Youth Depression Onset Predicted by Anxiety, Family History, Adversity
Parental depression, fear/anxiety, and psychosocial adversity predict onset of major depression in youth.
Irritability and fear or anxiety have emerged as significant precursors to adolescent depression in children of depressed parents, according to research published in JAMA Psychiatry. Displays of low mood or disruptive behavior, however, did not significantly precede or predict major depressive disorder in these children.
Other significant antecedents to an adolescent's first episode of major depressive disorder included poverty, recent psychosocial adversity, a greater amount of family history of depression, and more severe depression in their parent with the condition, but these were not as interrelated as hypothesized by the authors.
“The indicators of social risk predicted MDD independent of correlated familial risk, parental depression severity, and clinical antecedents in the child, wrote Frances Rice, PhD, of Cardiff University in Wales and her colleagues. “This result has important implications for treatment and prevention and highlights the need to resolve not only clinical phenomena in the child but also wider contextual difficulties.”
The researchers tracked the biological children of parents with depression in 337 families over 4 years, from April 2007 to March 2011, who saw doctors at United Kingdom family practices. Among these families, 315 mothers and 22 fathers had experienced at least 2 episodes of major depressive disorder, and the researchers studied 197 daughters and 140 sons between ages 9 and 17. (In families with multiple children between these ages, the researchers chose the youngest children.)
After excluding families in which the children had already experienced depression or had another psychiatric disorder or intellectual disability, the researchers were able to follow up on 279 of 304 families overall.

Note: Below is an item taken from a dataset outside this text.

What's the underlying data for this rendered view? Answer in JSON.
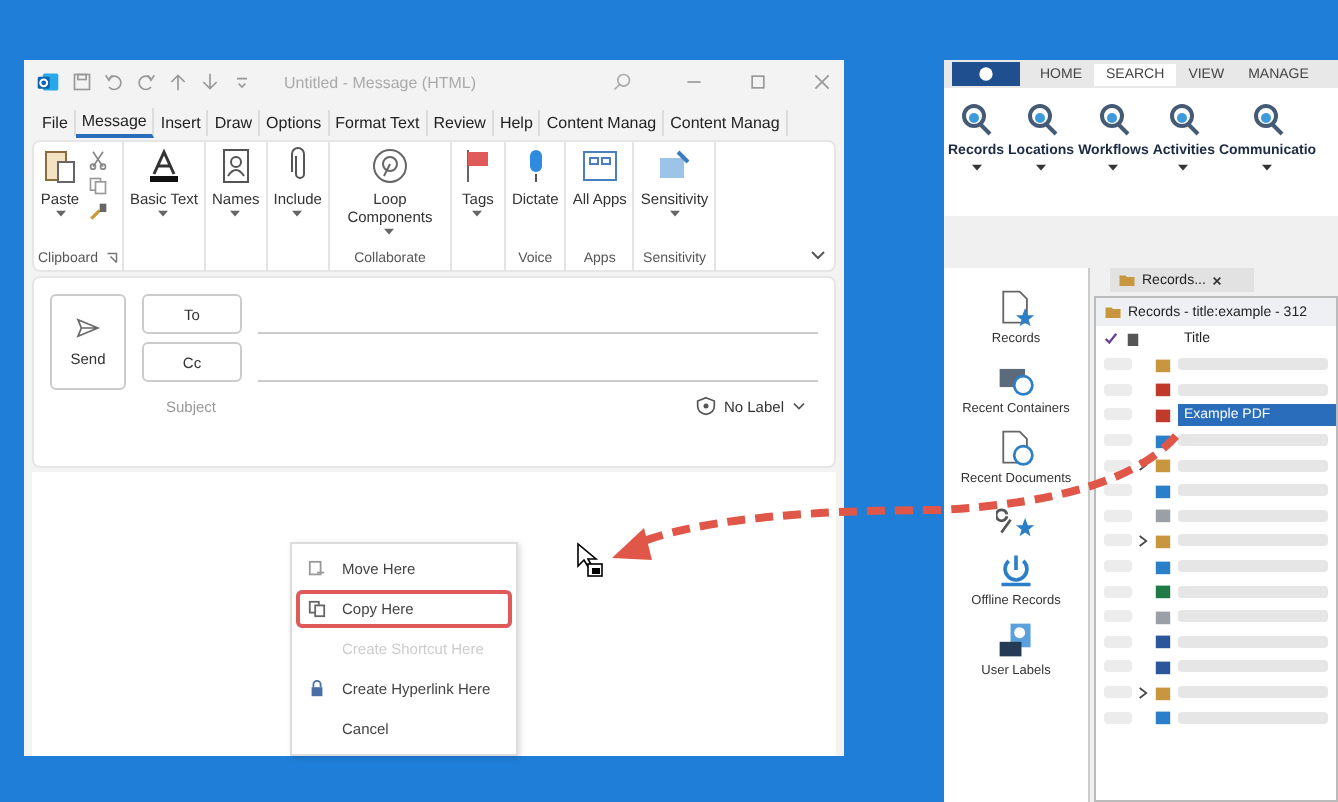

They used the Child and Adolescent Psychiatric Assessment (CAPA) and the Screen for Child Anxiety Related Emotional Disorders to evaluate the children's low mood, fear/anxiety, and irritability and disruptive behavior. They also collected data on household income and the psychosocial adversity the children had experienced in the previous year.
The researchers used the DSM-IV to define major depressive disorder as showing at least 5 depressive symptoms. The researchers determined children's risk of depression based on the severity of their parents' condition and the number of relatives they had with depression.
At follow-up, the children had an average 1.85 symptoms of depression, and 20 had developed their first episode of major depression: 6 boys and 14 girls, together at an average age of 14.
Both irritability and fear/anxiety showed a significant correlation with first-time major depression, but after adjustment for other factors, disruptive behavior and low mood did not predict depression. Specifically, fear and anxiety symptoms showed the strongest link with development of major depression.
As expected, the severity of parental depression and a greater amount of family history of depression both predicted a child's development of the disorder. Poverty and recent adverse events directly affected the children's new major depression diagnoses. “In addition, economic disadvantage and recent psychosocial adversity were associated with the clinical antecedents,” the authors added.
“Our findings suggest that primary prevention methods for depression in groups with high familial risk will need to include effective treatment of parental depression, irritability and fear/anxiety in the child and consider social risk factors,” the authors concluded. “Family-based programs may be indicated in children at high familial risk of depression because parental depression is associated with social adversity (poverty and stress exposure) and moderates the effectiveness of preventive programs focusing on the child.”
Rice F, Sellers R, Hammerton G, Eyre O, et al. Antecedents of New-Onset Major Depressive Disorder in Children and Adolescents at High Familial Risk. JAMA Psychiatry. 2016; doi:10.1001/jamapsychiatry.2016.3140